As one enters the gallery what strikes one first is a large rotating wheel made of wood and mild steel, titled the Aisle it is created by Ahmedabad-based artist Khanjan Dalal. At the tip of each spoke of the wheel is an ornate cone-like structure, made in stoneware. Each cone contains a ceramic figure bent over in pain. To the side of this large installation, is another work that consists of ceramic speech bubbles, where within one speech bubble is another. This section is titled Homebound and it indicates a cacophony of voices that often seem to overlap and no one listens to anyone. Both these works speak of the trauma of the loss of his mother during a shooting incident of communal violence. “Thirty years later after that incident occurred I don’t witness any evolution as far as humanity is concerned. All I experience is a cyclical motion of suffering and loss, be it Kashmir, Yemen, Syria or Palestine. All that is evident is the illusion of control and power in the aisle of humanity,” says Dalal.
Another work that jumps out at one is Sonia Rashid’s delicate installation Pale Blue Dot, that consists of around 200 stonewares left hanging from barely visible fishing lines, over a kind of crater-like structure. On the inside of the structure, the artist has incised patterns like resemble high-rise buildings. The installation subtly conveys the delicate balance between nature and man-made edifices. The pale blue dot is the earth the only home we have ever known. “I am inspired by Carl Sagan’s words …our imagined self-importance, the delusion that we have some privileged position in the world challenged by this point of pale light,’” says Rashid.
On a lighter note is the work by Chirayu Kumar Sinha titled Bronze Chamiya and Blue crown Chamiya, two very humorous heads created in stoneware of women dressed up to go out for the evening. Using all the elements of ceramics, he has created a lasting image that is jocular and displays a fair amount of skill. Another work by Neelima captures a youthful spirit of a ballerina dancer, in waves of blue and white, stoneware with paper clay. The other end of this playful spectrum would be Prithpal Singh’s The Spirit of Gaia, delicate white porcelain works that capture the visage of the forest spirit, an earth mother whose otherworldly face is crowned by a wreath of flowers. Singh explains that the spirit of Gaia is ever prevalent and plants communicate with each other through a network of underground roots. Yet another interpretation of the female form is addressed through the sublime works of Sultana Khan that speaks of the female torso as injured yet resilient. The stretched clay with its marks and sutures becomes a beautiful metaphor for the ageing body. Also interesting is Shuchika Rathod titled One Life Too Many. It consists of a maze or puzzle like blocks that are covered on their top side with numerous dot-like pixels. As one keeps looking at the work, words start to jump out at the viewer like Hate, Love, Greed, Joy and Peace. Created in stoneware and oxidation, it is clever and visually challenging, one can spend quite some time trying to read all the words and it leads one to a contemplative space.

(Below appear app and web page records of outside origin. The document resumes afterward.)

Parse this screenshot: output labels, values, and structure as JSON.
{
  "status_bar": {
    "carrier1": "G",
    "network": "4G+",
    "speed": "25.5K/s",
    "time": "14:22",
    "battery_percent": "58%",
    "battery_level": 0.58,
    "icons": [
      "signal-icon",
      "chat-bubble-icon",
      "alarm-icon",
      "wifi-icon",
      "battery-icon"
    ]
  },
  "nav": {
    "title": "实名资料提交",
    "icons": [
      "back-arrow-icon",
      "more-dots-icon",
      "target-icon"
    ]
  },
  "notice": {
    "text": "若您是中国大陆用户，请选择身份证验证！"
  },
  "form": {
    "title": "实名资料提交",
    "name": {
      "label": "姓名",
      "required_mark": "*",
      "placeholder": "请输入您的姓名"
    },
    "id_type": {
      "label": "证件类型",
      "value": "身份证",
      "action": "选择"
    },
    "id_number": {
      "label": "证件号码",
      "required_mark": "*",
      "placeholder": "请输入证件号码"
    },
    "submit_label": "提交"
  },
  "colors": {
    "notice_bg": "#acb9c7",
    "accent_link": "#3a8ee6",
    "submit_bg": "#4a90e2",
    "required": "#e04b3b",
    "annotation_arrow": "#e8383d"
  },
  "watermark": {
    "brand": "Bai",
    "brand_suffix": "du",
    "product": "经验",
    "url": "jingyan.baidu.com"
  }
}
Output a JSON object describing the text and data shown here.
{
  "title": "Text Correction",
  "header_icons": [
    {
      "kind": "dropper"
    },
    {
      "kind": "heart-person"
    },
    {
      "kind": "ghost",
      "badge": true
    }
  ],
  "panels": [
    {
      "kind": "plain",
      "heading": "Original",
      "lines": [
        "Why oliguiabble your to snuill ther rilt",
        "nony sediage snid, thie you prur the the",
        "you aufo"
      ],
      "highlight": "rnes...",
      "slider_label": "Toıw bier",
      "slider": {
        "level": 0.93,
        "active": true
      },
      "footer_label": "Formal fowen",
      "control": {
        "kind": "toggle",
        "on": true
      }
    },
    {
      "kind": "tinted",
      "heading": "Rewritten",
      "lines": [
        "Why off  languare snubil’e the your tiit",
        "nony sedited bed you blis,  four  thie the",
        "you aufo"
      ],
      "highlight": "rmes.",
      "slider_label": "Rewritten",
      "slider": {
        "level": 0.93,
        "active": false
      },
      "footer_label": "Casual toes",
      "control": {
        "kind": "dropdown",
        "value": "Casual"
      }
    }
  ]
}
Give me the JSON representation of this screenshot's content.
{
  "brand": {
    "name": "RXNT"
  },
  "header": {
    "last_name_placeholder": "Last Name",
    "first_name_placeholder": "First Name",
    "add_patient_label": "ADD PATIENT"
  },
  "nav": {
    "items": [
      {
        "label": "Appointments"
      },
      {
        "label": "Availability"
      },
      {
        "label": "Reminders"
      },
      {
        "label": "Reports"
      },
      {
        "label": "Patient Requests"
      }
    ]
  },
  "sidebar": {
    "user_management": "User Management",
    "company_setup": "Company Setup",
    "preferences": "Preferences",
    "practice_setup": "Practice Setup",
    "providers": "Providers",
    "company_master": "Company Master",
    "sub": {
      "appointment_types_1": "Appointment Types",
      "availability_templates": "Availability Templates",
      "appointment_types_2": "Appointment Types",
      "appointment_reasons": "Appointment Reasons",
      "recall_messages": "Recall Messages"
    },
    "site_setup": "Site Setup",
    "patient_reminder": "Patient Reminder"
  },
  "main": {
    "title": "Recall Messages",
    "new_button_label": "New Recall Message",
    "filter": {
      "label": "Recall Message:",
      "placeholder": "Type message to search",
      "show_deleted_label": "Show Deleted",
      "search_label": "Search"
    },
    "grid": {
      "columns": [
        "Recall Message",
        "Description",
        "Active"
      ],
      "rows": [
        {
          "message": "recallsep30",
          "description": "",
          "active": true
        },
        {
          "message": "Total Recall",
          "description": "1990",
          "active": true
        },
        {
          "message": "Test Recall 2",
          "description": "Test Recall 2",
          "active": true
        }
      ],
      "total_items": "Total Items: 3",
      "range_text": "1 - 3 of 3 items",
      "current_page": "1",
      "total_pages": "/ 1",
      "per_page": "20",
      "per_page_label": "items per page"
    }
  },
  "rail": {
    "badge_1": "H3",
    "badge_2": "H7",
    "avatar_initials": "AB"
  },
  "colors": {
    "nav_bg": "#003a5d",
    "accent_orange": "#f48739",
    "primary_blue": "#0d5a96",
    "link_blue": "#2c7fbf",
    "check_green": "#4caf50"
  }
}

Finally, we are led to the mega installation titled Woven Together that is a collaborative work made by 42 artists. “Each artist created around 300 tiles and then Ruby assembled them all together suspending them off the ground by a metal grid above,” explains Bajpe. The work is totally immersive and one can spend hours just walking through the hanging bowers of tiles interacting closely which each of the individual sets of tiles. While some have created abstractions of colours and textures others have created faces and text upon the tiles. Each string works individually and together, one may be walking through a forest created by tiles. One comes away feeling completely visually satiated and is left with much to ponder over.
Images used with permission.